_Entries supplied_
╔══
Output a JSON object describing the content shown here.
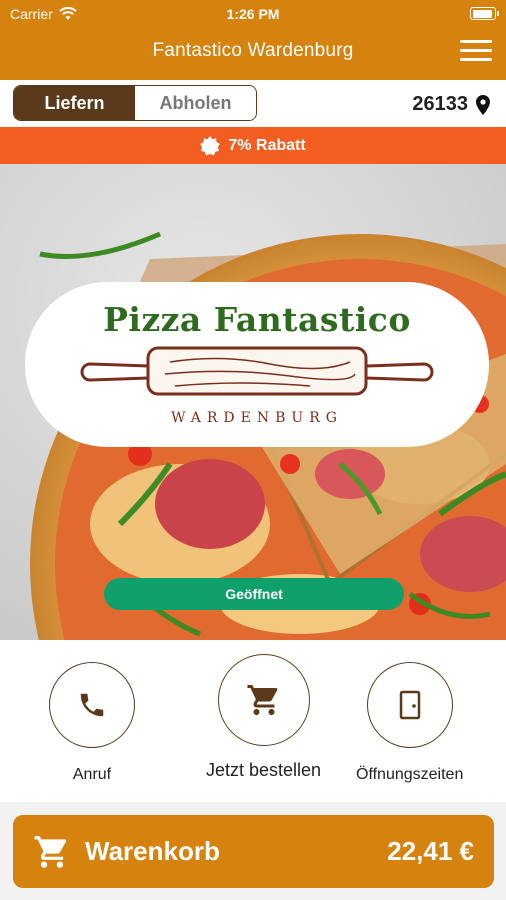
{
  "status_bar": {
    "carrier": "Carrier",
    "time": "1:26 PM"
  },
  "header": {
    "title": "Fantastico Wardenburg"
  },
  "delivery_toggle": {
    "deliver": "Liefern",
    "pickup": "Abholen",
    "selected": "Liefern"
  },
  "location": {
    "zip": "26133"
  },
  "promo": {
    "text": "7% Rabatt"
  },
  "hero": {
    "logo_title": "Pizza Fantastico",
    "logo_subtitle": "WARDENBURG",
    "status_button": "Geöffnet"
  },
  "actions": {
    "call": "Anruf",
    "order": "Jetzt bestellen",
    "hours": "Öffnungszeiten"
  },
  "cart": {
    "label": "Warenkorb",
    "total": "22,41 €"
  },
  "colors": {
    "primary": "#d5820f",
    "brown": "#5a3a1b",
    "promo": "#f25d22",
    "open": "#0fa06b"
  }
}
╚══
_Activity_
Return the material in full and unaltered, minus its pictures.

_Exercise solution_
Output a JSON object describing the content shown here.
{
  "status_bar": {
    "carrier": "Carrier",
    "time": "1:26 PM"
  },
  "header": {
    "title": "Fantastico Wardenburg"
  },
  "delivery_toggle": {
    "deliver": "Liefern",
    "pickup": "Abholen",
    "selected": "Liefern"
  },
  "location": {
    "zip": "26133"
  },
  "promo": {
    "text": "7% Rabatt"
  },
  "hero": {
    "logo_title": "Pizza Fantastico",
    "logo_subtitle": "WARDENBURG",
    "status_button": "Geöffnet"
  },
  "actions": {
    "call": "Anruf",
    "order": "Jetzt bestellen",
    "hours": "Öffnungszeiten"
  },
  "cart": {
    "label": "Warenkorb",
    "total": "22,41 €"
  },
  "colors": {
    "primary": "#d5820f",
    "brown": "#5a3a1b",
    "promo": "#f25d22",
    "open": "#0fa06b"
  }
}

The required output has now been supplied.